From the entries below, copy each line in which the word "sample" occurs.

%%

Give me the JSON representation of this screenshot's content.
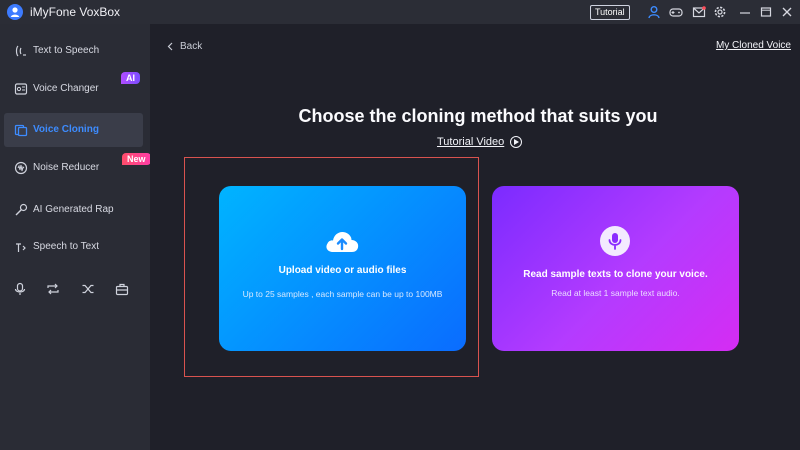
{
  "window": {
    "title": "iMyFone VoxBox",
    "tutorial_label": "Tutorial"
  },
  "sidebar": {
    "items": [
      {
        "label": "Text to Speech",
        "icon": "text-to-speech-icon"
      },
      {
        "label": "Voice Changer",
        "icon": "voice-changer-icon",
        "badge": "AI"
      },
      {
        "label": "Voice Cloning",
        "icon": "voice-cloning-icon",
        "active": true
      },
      {
        "label": "Noise Reducer",
        "icon": "noise-reducer-icon",
        "badge": "New"
      },
      {
        "label": "AI Generated Rap",
        "icon": "rap-icon"
      },
      {
        "label": "Speech to Text",
        "icon": "speech-to-text-icon"
      }
    ],
    "mini_tools": [
      "microphone-icon",
      "repeat-icon",
      "shuffle-icon",
      "toolbox-icon"
    ]
  },
  "main": {
    "back_label": "Back",
    "cloned_voice_link": "My Cloned Voice",
    "headline": "Choose the cloning method that suits you",
    "tutorial_video_label": "Tutorial Video",
    "cards": [
      {
        "title": "Upload video or audio files",
        "description": "Up to 25 samples , each sample can be up to 100MB",
        "icon": "cloud-upload-icon"
      },
      {
        "title": "Read sample texts to clone your voice.",
        "description": "Read at least 1 sample text audio.",
        "icon": "microphone-icon"
      }
    ]
  },
  "colors": {
    "accent": "#3d8cff",
    "upload_gradient": [
      "#00b4ff",
      "#0a6cff"
    ],
    "read_gradient": [
      "#7b2bff",
      "#d52cf3"
    ],
    "highlight_border": "#d9534f"
  }
}
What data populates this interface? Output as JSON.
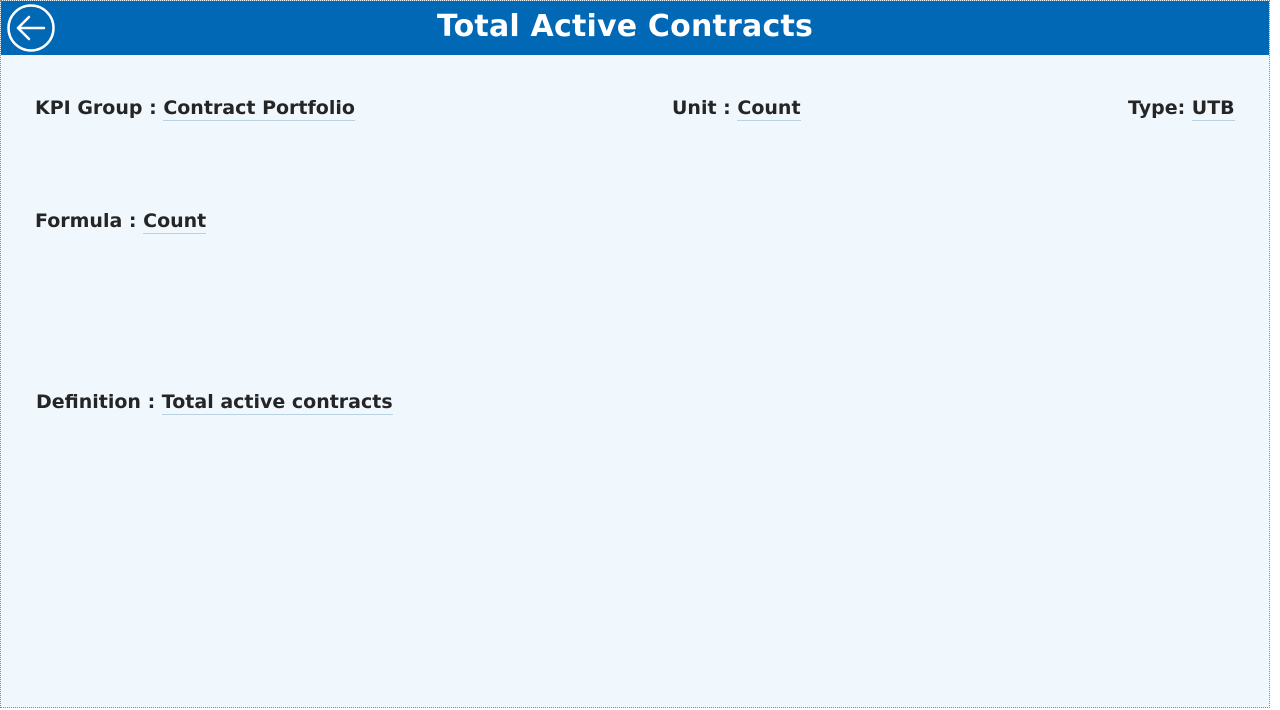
{
  "header": {
    "title": "Total Active Contracts",
    "back_icon": "arrow-left-circle-icon",
    "background_color": "#0068b5"
  },
  "fields": {
    "kpi_group": {
      "label": "KPI Group : ",
      "value": "Contract Portfolio"
    },
    "unit": {
      "label": "Unit : ",
      "value": "Count"
    },
    "type": {
      "label": "Type: ",
      "value": "UTB"
    },
    "formula": {
      "label": "Formula : ",
      "value": "Count"
    },
    "definition": {
      "label": "Definition : ",
      "value": "Total active contracts"
    }
  },
  "colors": {
    "page_background": "#f0f7fd",
    "text": "#252525"
  }
}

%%

REPLY
        "description": "Up to 25 samples , each sample can be up to 100MB",
        "title": "Read sample texts to clone your voice.",
        "description": "Read at least 1 sample text audio.",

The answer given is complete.